Injuries are an intrinsic part of sport. Whether through a poor decision of the athlete or a freak, unpreventable occurrence, most athletes will have some sort of injury at some point in their athletic careers. While we hope that these injuries are relatively minor in scale and scope, there will be times that an athlete has to work through a "devastating" injury. The hardest part of these injuries are all the people telling you that you'll never be the same or you'll never be able to do this or that ever again. The voice of doubt begins to worm its way into your skull, and all of a sudden, you're not sure if you want to put in the hundreds or even thousands of hours of work to try to get back to where you were, only to fail. Crush that voice early and often!

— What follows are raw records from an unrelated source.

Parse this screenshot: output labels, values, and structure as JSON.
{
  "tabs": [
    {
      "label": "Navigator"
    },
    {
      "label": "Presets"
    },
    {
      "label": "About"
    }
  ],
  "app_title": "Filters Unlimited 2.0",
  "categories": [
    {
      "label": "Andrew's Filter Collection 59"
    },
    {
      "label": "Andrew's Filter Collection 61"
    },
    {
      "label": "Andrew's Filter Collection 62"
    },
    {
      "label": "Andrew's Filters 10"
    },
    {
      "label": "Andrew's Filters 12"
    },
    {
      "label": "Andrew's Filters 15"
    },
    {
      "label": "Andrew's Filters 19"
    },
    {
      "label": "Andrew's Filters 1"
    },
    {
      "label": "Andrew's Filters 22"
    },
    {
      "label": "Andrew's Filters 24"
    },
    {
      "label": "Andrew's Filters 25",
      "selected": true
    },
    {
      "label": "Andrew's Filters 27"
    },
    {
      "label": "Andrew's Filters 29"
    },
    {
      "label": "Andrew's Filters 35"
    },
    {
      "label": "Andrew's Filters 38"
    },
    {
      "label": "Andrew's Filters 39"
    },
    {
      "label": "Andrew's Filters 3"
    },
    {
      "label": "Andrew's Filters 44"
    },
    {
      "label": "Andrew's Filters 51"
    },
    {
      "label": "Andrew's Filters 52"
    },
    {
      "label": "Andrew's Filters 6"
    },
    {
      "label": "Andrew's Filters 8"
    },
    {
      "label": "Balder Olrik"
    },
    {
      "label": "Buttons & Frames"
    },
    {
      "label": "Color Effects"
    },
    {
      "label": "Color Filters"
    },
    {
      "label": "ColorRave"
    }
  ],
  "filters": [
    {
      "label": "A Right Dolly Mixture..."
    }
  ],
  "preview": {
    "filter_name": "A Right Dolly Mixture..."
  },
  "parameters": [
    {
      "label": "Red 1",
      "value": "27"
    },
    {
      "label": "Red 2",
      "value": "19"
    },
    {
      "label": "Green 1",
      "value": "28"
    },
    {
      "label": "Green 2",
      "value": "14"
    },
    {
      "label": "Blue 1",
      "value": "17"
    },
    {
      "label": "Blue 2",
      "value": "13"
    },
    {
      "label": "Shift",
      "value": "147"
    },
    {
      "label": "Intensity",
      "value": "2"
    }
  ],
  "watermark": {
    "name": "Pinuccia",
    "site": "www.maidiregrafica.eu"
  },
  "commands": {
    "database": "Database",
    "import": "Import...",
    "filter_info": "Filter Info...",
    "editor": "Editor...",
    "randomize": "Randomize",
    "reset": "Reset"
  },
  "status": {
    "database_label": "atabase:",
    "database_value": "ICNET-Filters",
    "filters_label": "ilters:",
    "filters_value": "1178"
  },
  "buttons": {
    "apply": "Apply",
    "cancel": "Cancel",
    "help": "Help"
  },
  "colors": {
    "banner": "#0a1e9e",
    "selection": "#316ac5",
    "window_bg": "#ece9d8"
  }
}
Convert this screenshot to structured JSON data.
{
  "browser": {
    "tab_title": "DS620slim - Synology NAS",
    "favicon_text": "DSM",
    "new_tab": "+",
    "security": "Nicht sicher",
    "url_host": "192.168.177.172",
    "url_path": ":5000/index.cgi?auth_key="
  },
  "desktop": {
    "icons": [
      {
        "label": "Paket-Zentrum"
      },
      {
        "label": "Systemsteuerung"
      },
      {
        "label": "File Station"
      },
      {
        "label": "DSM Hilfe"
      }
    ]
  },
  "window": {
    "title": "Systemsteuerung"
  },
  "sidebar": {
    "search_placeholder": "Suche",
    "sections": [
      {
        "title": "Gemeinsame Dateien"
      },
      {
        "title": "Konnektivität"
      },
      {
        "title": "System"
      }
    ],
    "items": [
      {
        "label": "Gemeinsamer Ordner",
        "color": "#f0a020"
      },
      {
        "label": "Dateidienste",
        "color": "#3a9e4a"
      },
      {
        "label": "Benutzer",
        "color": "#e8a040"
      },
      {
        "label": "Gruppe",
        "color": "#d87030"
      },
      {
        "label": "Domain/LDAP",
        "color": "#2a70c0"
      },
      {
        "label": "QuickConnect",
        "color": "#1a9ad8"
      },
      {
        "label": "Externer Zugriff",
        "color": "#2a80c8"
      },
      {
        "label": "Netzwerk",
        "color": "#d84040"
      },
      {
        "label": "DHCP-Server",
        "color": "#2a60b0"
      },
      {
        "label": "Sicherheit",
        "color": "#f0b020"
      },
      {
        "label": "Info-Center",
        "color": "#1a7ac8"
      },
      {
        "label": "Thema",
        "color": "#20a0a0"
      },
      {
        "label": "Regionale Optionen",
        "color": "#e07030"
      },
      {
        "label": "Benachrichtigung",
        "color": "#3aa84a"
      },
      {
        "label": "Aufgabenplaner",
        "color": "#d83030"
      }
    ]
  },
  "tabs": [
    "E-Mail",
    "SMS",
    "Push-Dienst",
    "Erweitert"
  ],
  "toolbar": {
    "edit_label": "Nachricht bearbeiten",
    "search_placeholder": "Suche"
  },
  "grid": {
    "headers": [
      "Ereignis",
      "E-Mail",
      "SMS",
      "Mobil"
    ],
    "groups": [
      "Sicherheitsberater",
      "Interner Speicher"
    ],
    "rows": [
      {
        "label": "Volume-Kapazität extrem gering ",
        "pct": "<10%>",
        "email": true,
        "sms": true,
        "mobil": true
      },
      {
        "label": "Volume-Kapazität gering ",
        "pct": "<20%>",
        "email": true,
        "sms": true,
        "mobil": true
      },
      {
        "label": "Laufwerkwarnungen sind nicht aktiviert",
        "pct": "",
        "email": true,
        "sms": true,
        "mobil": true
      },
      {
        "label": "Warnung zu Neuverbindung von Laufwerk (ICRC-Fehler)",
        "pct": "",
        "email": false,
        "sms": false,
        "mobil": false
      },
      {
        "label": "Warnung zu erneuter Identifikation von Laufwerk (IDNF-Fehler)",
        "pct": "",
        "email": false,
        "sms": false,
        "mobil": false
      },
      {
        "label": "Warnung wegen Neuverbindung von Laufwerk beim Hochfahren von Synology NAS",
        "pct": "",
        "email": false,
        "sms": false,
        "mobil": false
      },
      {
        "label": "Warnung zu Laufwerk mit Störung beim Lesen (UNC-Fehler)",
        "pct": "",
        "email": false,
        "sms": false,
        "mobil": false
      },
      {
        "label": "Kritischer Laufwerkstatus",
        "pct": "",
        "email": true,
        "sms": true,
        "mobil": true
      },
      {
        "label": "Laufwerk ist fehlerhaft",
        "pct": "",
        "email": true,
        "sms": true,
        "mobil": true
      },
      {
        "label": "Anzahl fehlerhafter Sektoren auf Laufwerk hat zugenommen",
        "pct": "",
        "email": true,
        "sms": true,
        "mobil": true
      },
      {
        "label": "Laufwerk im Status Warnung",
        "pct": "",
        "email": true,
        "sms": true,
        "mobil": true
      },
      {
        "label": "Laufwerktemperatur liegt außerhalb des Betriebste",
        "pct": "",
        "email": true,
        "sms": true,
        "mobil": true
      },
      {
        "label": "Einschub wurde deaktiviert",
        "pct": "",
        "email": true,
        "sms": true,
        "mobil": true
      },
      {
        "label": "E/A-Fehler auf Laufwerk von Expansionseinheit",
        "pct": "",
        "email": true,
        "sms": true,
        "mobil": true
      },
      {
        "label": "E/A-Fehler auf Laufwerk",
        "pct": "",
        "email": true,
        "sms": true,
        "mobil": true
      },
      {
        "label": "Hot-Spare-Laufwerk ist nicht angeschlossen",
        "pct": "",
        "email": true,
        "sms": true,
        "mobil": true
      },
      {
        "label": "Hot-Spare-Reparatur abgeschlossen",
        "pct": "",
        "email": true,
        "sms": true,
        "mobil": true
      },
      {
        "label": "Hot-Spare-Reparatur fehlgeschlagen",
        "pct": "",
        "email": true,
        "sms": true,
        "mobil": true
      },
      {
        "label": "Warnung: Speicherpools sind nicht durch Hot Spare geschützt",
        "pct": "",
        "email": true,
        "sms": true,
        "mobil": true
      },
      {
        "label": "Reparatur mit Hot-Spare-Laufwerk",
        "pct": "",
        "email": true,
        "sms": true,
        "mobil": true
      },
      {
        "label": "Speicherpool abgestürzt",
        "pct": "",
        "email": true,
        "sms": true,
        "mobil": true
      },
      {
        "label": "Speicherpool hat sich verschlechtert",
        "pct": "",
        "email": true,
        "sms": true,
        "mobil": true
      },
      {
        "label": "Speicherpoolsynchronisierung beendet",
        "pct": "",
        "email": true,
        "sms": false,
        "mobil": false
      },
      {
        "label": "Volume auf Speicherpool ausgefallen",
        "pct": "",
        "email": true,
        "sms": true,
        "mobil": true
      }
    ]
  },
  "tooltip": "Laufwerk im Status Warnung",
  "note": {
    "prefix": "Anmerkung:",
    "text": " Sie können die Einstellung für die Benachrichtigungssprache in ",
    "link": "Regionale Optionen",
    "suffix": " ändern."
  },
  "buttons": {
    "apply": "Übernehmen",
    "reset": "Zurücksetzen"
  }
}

Tell naysayers that if they are going to say "nay!" rather than focusing on the positive, you'd rather not talk to them at all. Realize that being dealt a specialist's hand is an opportunity to work on some things you may not have worked on as diligently before your injury. Most of all never ever ever give up.
Greg "The Beast" Gurenlian (professional lacrosse player) chronicles his recent recovery from a devastating knee injury. The best advice comes at 4:25...
A: 3RM Push Press
B: Max Pull-Ups
C: "Karen" - 150 Wallballs for time (10 minute cut-off)
Posted by Zareh.
One of our members (thanks George!) found an article in an airline magazine about a writer who tried CrossFit out for a month and then quit. While I thought the piece was moderately entertaining, I wanted to bring it to your attention, because I wanted to address the reasons why the author ultimately quit CrossFit.
He stated that he after four weeks he had learned how to eat better, his clothes fit better, and he was starting to see his abs. On the other hand, he weighed that against "constant soreness, the time I almost tossed my cookies on 42nd Street during a WOD, and the time I almost fainted on the subway after class." After professing his love for morning doughnuts and using that as the 'tiebreaker', the author apparently decides to quit CrossFitting.
Allow me to address each of his "cons":
1. You're going to be sore for the first few weeks of CrossFit journey, especially if you haven't been physically active otherwise. You can mitigate soreness by rolling out regularly with foam rollers and lacrosse balls, drinking lots of water, and making sure you eat your post workout meal within an hour after working out.
2. CrossFit isn't boot camp. There are no drill instructors forcing you to go beyond your capabilities. You are in complete control of your intensity level, and your motivation is the clock. As we've told you, there is quite a bit of personal responsibility involved when it comes to your intensity level.
3. Subways in New York can get well over 100 degrees in the summer. Combine that with serious exertion and dehydration and you can get "almost fainted".
The bottom line is that many of the reasons the author decided to quit were due to his own actions or inactions... here at CrossFit 818, if you ever feel like something isn't right, ask us! We'll let you know if it's something we did, something you did, or something that's completely normal. Trust me, we know YOU won't quit because you got a little queasy.
AMRAP 20 minutes of:
10 Thrusters (65/45)
Posted by Zareh.